Sounder at Heart is, in general, a statistics/analytics friendly blog. Two of our writers focus on the statistical aspects of the game and most of the rest will apply the work of others while not developing our own metrics (anymore). It is easy to get lost in the available data. Quality judgments are difficult, but the limited data do seem to be able to describe strategic and tactical methods at the club and league level. One of the stories in aolsh's plan is to use the data to show club differences within the league as well as finding twins between MLS and Euro clubs.
But I'm not a statistician. I tend to apply others work, or re-present it in a way specific to the Sounders and/or MLS. There is a danger in this. One can dive too deep into the data and either lose their way or discover oddities that do not exist.
Seattle Sounders FC has an analytics expert. Ravi Ramineni works on the training team with a primary focus on sports science to improve match readiness and fitness. Last week I chatted with him about a few things related to data and soccer.
SaH: Is data currently better describing style or quality?
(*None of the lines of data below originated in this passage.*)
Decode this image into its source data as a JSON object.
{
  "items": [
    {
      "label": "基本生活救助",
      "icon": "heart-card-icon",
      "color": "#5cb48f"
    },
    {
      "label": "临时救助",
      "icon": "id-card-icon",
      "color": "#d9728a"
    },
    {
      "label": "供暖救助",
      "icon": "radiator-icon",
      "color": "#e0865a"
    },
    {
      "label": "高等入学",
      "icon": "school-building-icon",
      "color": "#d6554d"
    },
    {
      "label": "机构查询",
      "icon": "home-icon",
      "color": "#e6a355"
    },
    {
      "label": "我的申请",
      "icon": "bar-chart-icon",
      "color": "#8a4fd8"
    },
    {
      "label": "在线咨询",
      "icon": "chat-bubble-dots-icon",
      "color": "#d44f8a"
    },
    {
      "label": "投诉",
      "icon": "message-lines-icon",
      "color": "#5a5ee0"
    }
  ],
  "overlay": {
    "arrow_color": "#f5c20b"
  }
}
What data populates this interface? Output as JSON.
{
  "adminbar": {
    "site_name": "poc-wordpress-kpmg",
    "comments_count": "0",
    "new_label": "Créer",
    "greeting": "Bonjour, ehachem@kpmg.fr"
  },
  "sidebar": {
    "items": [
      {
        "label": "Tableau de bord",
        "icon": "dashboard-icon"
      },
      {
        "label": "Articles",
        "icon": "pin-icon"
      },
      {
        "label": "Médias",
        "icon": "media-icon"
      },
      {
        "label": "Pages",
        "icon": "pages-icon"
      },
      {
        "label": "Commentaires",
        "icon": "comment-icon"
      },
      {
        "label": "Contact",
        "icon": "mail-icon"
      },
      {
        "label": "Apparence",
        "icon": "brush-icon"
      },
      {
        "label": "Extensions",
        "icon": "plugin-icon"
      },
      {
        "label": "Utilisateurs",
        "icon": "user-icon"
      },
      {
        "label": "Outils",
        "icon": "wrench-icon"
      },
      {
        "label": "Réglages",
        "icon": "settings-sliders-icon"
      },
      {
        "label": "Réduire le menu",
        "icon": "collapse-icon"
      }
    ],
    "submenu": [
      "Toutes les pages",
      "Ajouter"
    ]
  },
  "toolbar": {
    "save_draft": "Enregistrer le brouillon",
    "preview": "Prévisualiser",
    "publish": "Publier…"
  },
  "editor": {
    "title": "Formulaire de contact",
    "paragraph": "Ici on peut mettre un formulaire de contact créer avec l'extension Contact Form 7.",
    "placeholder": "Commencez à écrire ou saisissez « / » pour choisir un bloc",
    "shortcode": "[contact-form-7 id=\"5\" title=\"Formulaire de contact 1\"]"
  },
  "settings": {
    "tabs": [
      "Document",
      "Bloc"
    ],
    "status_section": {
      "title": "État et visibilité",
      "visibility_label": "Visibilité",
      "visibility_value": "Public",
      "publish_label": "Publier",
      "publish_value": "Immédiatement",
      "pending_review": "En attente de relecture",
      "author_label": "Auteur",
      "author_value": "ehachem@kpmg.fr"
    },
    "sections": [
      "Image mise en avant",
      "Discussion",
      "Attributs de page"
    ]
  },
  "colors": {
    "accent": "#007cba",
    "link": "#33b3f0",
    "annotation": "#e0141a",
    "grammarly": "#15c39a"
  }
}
Ravi: There are a lot of nuances. Part of it has to do with what style of play the team has. At the basic level, when you are measuring something you need to know what you are trying to do. For example you take a team like Barcelona. They go about passing the ball around creating mismatches and take the most opportune shot. It doesn't work for other teams. Take Levante which is a just a counter-attack and pump the ball to Oba and get a goal. You have to look at those and then look at the team's style and then look at what stats make sense for it.
Just looking at match stats at the end of a game, at the game level, you can come up with conclusions and most of the time you might be right, but it's purely chance unless you understand exactly what we are trying to do because it becomes if we are trying to get the ball early to our forwards. Did we do that enough? Is there even a stat for that? Sometimes you can measure it and sometimes you can't. I would say it is very contextual.
SaH: Is the big data for soccer overwhelming analysts?
Ravi: It's not big data yet. We're talking about kilobytes, maybe megabytes per game. Even if you look at GPS data it is probably megabytes per game. I would say that is not big data. I worked in big data that was terabytes of data. If you are trying to extract useful information about it you write a program that you need to run for a day, or eight, nine, ten hours and you get smaller quantities so you can look at it in excel or something.
If you add up all the data, the GPS, the video (that's big), if you add it up then you're talking big data, but the stats you see they aren't big data.
This chat is a small reminder that the data can tell the story, but only if you know the story you are trying to tell. It's kind of like verbs and nouns. It is neither a problem, nor a solution on its own.